1) There is a command to emulate God’s ways of bein gracious and merciful . But God’s grace to people has limits . Even when he doesn’t punish , to some people he’s less gracious , and many times there are certain luxuries which he with holds from people . Should we to limit our graciousness ,or be as gracious and merciful as possible?[are there any sources which talk about this ] 2) I know that in chassidus enjoying materialism l is considered a sin . One who loves olam haze is compared to a woman who betrays her husband , because we are married to God . I believe the Rambam disagrees with this and says , the middle path is appropriate for enjoying life .Are there any other great sages who openly didn’t consider the enjoying mundane things not purely for the sake of God to be not a betrayal and a contradiction to acknowledging and expressing God’s unity(the idea of ein od milvado) How would the Rambam respond to the Tanya’s comparison ? Is there times and places were on should enjoy material pleasure even if he’s not on a level to do it for God?(or mainly for God).Also in Chassidus it’s brought that the animal soul even in Jews emanates from a not exclusively holy source . Does the fact that according to halacha and in the world a jew is considered God’s people call for every part of him ,even his animal soul(with all it’s negative traits,because it’s included in the halachic status of jew) , to be treated with special love. ?Are there sources which discuss this? 3) I know theres a halacha that one should skip parts of psukie dzimra to pay shmone esreh with the minyan.Is it it better to say certain parts of tfela out of order (like tachanun ,ashrei , ) in order to say what the tzibbur is up to [like ashrei ,aleinu , shir shel yom )? (when there not saying shmone esreh, because that is discussed in the shulchan aruch) 4) Is one allowed to interrupt psukein dzimra ,birchas krias shma , and tachanun to say 13 middos harrachamim with the tzibur [when you fell behind in a nusach sfard minyan )? 5) If you prayed shmone esreh just before chatzot of day , are you allowed to say tachanun after chatzot? Are you allowed to say alenu (for example) that consists of God’s name after zman tfela as long as you don’t have in mind to fulfill the biblical and rabinic command of tfela?

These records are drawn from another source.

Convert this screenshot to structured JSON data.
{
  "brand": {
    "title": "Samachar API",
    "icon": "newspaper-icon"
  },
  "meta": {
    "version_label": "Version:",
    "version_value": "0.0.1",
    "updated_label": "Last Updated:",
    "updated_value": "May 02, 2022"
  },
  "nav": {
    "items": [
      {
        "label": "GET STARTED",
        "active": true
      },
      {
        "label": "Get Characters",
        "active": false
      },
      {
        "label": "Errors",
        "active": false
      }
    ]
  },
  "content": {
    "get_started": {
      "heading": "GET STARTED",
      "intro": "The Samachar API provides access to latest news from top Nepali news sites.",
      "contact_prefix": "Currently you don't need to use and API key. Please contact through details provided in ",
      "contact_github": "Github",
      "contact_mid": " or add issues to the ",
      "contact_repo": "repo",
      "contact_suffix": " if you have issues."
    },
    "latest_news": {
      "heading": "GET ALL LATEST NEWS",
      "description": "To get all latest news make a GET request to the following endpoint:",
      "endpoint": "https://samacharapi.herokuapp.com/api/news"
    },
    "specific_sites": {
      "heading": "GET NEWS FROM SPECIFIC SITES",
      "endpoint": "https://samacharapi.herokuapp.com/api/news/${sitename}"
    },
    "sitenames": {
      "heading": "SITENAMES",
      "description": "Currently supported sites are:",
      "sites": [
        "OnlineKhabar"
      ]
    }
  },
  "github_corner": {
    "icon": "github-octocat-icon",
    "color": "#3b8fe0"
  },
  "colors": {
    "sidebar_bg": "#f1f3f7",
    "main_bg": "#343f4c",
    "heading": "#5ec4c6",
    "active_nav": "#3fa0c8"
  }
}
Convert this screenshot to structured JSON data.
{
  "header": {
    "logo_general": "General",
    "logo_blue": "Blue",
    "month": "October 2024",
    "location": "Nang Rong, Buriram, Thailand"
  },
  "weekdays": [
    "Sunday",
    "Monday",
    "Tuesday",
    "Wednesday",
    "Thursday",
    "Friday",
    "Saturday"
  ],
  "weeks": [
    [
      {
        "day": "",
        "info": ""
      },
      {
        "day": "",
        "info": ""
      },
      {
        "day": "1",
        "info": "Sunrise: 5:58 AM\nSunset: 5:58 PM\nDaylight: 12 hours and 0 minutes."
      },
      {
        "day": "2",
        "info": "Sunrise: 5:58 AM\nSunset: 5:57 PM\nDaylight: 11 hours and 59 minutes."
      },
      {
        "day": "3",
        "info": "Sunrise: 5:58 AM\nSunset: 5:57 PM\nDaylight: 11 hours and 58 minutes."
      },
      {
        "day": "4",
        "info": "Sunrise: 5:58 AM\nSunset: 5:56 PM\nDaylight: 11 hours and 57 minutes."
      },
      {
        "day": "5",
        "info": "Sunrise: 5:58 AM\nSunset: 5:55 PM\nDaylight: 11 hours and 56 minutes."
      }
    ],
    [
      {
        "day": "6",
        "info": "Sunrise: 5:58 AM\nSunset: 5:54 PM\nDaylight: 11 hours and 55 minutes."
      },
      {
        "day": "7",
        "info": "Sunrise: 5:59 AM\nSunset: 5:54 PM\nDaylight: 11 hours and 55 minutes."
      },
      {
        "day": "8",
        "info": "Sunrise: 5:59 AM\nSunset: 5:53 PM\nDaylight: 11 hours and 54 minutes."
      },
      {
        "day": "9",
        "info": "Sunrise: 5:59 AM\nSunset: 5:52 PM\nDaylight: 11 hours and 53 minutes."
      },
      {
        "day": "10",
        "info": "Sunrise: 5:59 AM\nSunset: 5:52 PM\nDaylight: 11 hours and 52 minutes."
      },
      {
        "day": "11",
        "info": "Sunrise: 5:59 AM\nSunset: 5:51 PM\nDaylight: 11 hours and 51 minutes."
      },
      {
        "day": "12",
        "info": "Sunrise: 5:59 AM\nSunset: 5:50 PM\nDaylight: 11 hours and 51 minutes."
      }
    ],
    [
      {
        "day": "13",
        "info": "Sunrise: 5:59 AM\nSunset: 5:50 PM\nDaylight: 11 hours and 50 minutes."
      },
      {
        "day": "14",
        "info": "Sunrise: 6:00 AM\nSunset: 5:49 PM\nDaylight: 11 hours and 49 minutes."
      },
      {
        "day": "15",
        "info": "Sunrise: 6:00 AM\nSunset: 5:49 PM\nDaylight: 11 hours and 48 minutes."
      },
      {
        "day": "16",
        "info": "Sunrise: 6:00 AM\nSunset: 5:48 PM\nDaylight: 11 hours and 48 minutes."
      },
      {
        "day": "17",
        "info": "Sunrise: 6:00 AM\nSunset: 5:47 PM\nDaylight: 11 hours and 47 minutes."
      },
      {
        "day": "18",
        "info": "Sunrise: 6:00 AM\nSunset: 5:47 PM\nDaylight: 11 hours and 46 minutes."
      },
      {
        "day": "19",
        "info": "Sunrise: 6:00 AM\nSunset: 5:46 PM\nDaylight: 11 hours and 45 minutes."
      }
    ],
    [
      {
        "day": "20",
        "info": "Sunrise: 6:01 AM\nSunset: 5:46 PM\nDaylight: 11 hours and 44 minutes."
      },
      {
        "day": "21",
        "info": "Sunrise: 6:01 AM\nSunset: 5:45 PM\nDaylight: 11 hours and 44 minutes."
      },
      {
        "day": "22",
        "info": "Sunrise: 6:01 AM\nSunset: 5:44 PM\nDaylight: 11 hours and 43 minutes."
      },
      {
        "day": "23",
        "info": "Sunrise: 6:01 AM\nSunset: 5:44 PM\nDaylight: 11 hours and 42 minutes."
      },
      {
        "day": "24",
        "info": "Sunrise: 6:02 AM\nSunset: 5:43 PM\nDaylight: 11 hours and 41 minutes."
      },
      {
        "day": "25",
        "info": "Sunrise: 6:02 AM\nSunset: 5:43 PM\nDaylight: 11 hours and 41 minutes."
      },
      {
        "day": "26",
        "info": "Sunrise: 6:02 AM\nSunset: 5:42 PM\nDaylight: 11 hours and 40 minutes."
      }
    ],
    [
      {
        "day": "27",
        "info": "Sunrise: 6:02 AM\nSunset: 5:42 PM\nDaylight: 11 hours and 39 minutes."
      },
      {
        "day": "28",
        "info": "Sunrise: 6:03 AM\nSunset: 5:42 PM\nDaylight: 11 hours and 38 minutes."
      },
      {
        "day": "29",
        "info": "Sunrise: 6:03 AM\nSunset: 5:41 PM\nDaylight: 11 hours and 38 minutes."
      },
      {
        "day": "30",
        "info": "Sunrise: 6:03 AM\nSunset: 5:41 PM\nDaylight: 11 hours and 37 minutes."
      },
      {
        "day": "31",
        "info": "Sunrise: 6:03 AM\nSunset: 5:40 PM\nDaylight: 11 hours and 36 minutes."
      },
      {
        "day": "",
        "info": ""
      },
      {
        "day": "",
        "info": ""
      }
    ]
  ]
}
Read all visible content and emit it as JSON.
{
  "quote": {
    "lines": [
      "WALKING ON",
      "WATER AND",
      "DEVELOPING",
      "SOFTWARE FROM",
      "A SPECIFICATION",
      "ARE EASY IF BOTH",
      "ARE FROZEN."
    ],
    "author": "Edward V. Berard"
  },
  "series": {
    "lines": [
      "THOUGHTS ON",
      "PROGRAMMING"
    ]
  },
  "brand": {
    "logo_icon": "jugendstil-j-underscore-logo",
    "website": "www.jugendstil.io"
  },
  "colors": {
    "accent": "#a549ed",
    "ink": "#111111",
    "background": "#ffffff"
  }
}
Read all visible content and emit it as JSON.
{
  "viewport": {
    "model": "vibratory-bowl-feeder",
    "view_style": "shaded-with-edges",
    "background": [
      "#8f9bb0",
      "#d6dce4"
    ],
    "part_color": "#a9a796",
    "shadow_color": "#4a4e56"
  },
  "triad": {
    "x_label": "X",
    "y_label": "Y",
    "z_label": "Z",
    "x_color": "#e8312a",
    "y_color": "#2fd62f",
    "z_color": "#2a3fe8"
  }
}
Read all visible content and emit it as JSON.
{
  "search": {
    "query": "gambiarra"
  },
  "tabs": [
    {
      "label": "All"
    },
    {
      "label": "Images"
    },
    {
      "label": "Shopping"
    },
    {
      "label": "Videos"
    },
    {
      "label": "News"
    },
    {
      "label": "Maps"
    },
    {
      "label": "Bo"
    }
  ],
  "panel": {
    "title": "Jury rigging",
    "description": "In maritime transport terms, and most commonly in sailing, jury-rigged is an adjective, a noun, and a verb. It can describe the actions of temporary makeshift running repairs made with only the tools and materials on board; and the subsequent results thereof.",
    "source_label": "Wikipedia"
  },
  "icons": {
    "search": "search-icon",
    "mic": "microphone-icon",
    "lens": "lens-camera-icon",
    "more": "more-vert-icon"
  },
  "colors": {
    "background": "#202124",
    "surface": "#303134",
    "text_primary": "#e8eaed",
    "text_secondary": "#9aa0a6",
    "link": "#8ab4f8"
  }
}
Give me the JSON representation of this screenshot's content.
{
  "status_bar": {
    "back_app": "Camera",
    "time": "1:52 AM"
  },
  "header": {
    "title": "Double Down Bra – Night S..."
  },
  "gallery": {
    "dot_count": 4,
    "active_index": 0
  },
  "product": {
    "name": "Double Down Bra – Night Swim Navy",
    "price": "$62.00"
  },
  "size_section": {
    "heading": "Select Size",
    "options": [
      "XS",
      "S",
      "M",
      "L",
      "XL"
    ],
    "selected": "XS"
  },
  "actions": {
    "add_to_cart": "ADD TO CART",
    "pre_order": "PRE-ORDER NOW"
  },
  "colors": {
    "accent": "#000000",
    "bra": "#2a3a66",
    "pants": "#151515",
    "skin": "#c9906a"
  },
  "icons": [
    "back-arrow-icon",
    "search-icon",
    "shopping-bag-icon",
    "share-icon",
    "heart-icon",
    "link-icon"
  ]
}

Shalom, Thank you for your many questions here! You certainly sent in a very mixed bag of lots of questions – I'll try to answer them in the limited space this format offers. 1) The act of giving and acts of loving kindness certainly need to be measured as so as not be given in an overabundance that may cause more damage than good. Every parent knows that in order to educate our children we at times must hold back from giving too much, so as to allow the child to grow. That is, one's heart should be filled with unbounded desire to do good and help others – at the same time one should know that the practical application of these character traits is often bounded within measures, that being the ultimate and true bestowal of good. A good book to start learning about building the correct character traits would be the Rambam's Eight Chapters, The Introduction to the Ethics of the Father's. 2) Your question is a very large one, and probably needs more in-depth learning of the Tanya as well as those texts that take other approaches. None the less, in short, there are opinions in Jewish thought who believe that it is permitted to enjoy this world in and of itself (as long as one avoids sin, of course). For example, the Rambam rules that a king must be totally dedicated to a life of G-dly work – but he does not rule that all Jews must lead such a life. Of course, the ideal path is one that draws us upwards towards a life that is more and more holy and imbued with pure service of Hashem. But the Torah does not place an obligation on us that is beyond our present abilities. It raises us up slowly, level by level. So, each according to their present level – and as long as one does not sin, then it is certainly permitted to enjoy this world in and of itself. (See, in Hebrew, Rav Shlomo Aviner's Be'Ahava U'Bemunah, volume 2, 85). 3) In general one should try and pray together with the minyan, especially when saying Alainu. However this is not a total obligation, so one has some room to weigh the matter based one's personal situation. (See Ashay Yisrael, 20, 31 and the footnote there). 4) No, one does not interrupt their pesukay d'zimra etc, for the 13 middot (Ashay Yisrael, 25,4). 5) Of course one should have prayed the Amidah by the end of the fourth hour of the day, and only if this was missed should a person pray after that time, as long as it is before halachic midday. In such a situation the end of the morning service (the parts after the Amidah) may be said after midday. Blessings.